### THE PROBLEM
Pull out each line of the records holding the string "that".

[DATA TO USE Boundary: Start]

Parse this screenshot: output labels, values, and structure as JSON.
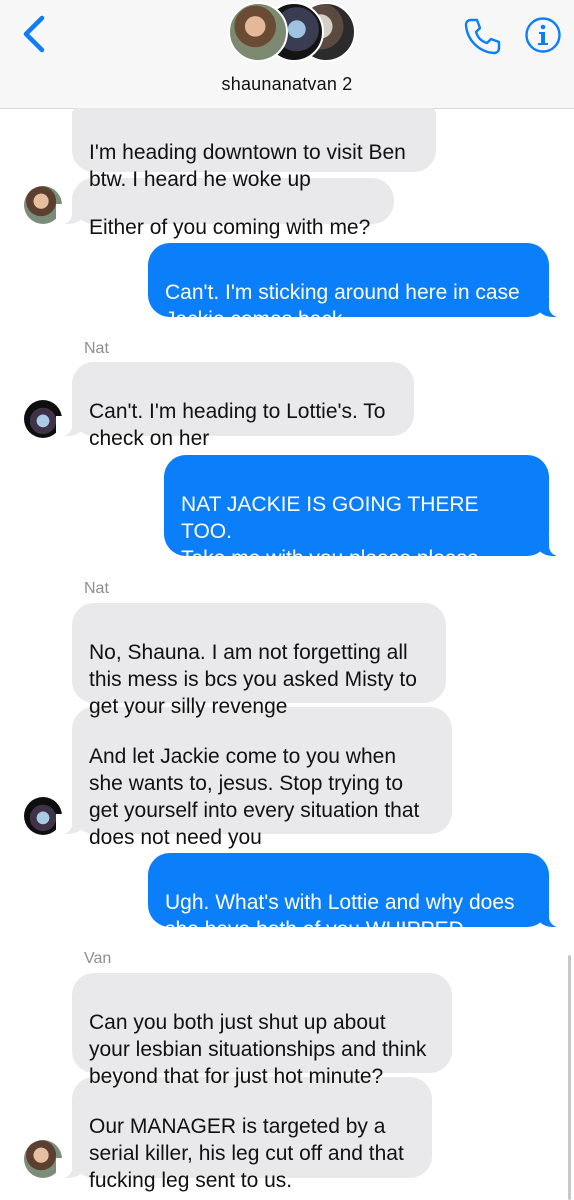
{
  "header": {
    "title": "shaunanatvan 2",
    "back_icon": "chevron-left-icon",
    "call_icon": "phone-icon",
    "info_icon": "info-icon",
    "accent_color": "#0b7ff9"
  },
  "messages": [
    {
      "from": "Shauna",
      "type": "received",
      "text": "I'm heading downtown to visit Ben\nbtw. I heard he woke up"
    },
    {
      "from": "Shauna",
      "type": "received",
      "text": "Either of you coming with me?"
    },
    {
      "from": "me",
      "type": "sent",
      "text": "Can't. I'm sticking around here in case\nJackie comes back"
    },
    {
      "from": "Nat",
      "type": "received",
      "sender_label": "Nat",
      "text": "Can't. I'm heading to Lottie's. To\ncheck on her"
    },
    {
      "from": "me",
      "type": "sent",
      "text": "NAT JACKIE IS GOING THERE TOO.\nTake me with you please please\nplease please please please"
    },
    {
      "from": "Nat",
      "type": "received",
      "sender_label": "Nat",
      "text": "No, Shauna. I am not forgetting all\nthis mess is bcs you asked Misty to\nget your silly revenge"
    },
    {
      "from": "Nat",
      "type": "received",
      "text": "And let Jackie come to you when\nshe wants to, jesus. Stop trying to\nget yourself into every situation that\ndoes not need you"
    },
    {
      "from": "me",
      "type": "sent",
      "text": "Ugh. What's with Lottie and why does\nshe have both of you WHIPPED"
    },
    {
      "from": "Van",
      "type": "received",
      "sender_label": "Van",
      "text": "Can you both just shut up about\nyour lesbian situationships and think\nbeyond that for just hot minute?"
    },
    {
      "from": "Van",
      "type": "received",
      "text": "Our MANAGER is targeted by a\nserial killer, his leg cut off and that\nfucking leg sent to us."
    }
  ]
}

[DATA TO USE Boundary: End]

### YOUR SOLUTION
      "text": "And let Jackie come to you when\nshe wants to, jesus. Stop trying to\nget yourself into every situation that\ndoes not need you"
      "text": "Can you both just shut up about\nyour lesbian situationships and think\nbeyond that for just hot minute?"
      "text": "Our MANAGER is targeted by a\nserial killer, his leg cut off and that\nfucking leg sent to us."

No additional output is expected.